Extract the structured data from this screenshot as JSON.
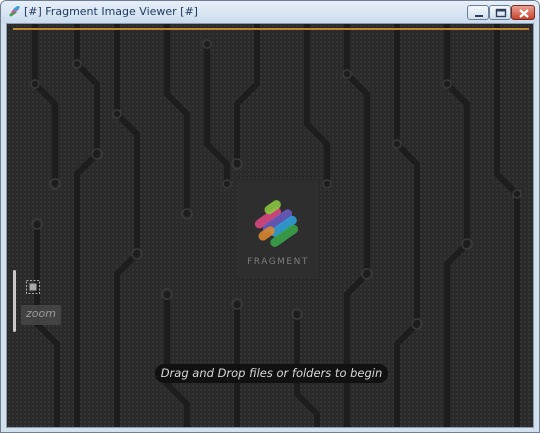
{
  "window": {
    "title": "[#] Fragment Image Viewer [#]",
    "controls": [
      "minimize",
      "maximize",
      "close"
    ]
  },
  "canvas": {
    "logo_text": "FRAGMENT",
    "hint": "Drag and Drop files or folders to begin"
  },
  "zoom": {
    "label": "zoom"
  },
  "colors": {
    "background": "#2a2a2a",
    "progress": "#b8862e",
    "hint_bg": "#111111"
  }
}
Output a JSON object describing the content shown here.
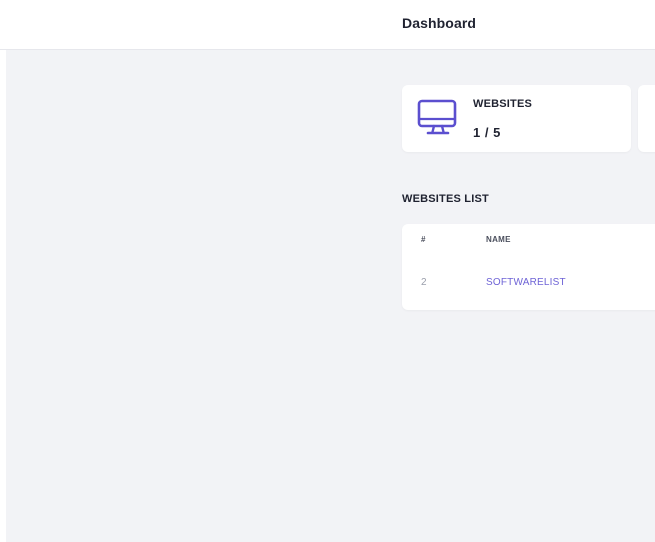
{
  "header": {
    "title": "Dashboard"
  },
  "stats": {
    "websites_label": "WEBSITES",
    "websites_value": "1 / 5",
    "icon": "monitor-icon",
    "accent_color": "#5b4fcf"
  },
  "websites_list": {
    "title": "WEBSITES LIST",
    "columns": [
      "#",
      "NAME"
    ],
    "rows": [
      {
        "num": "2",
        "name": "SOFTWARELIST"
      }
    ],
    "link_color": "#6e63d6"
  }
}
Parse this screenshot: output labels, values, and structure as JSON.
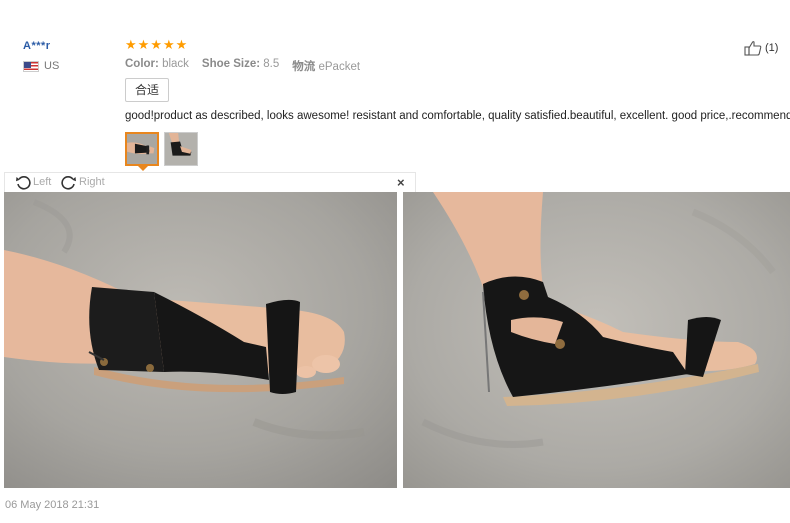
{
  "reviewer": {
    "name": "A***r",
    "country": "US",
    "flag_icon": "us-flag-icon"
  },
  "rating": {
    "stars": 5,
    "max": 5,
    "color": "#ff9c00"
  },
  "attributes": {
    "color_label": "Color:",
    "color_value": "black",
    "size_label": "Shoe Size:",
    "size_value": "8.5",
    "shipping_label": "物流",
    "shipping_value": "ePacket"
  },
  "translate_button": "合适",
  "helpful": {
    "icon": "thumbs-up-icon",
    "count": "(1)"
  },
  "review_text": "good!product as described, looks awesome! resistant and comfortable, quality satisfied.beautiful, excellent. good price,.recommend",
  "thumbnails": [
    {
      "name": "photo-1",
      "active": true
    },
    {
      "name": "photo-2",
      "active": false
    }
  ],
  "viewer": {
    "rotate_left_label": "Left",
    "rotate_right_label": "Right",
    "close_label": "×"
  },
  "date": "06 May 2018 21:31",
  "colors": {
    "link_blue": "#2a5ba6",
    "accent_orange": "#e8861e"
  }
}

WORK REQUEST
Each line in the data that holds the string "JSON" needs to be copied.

FINISHED TASK
Extract the structured data from this screenshot as JSON.
Output a JSON object describing the content shown here.
Parse this screenshot: output labels, values, and structure as JSON.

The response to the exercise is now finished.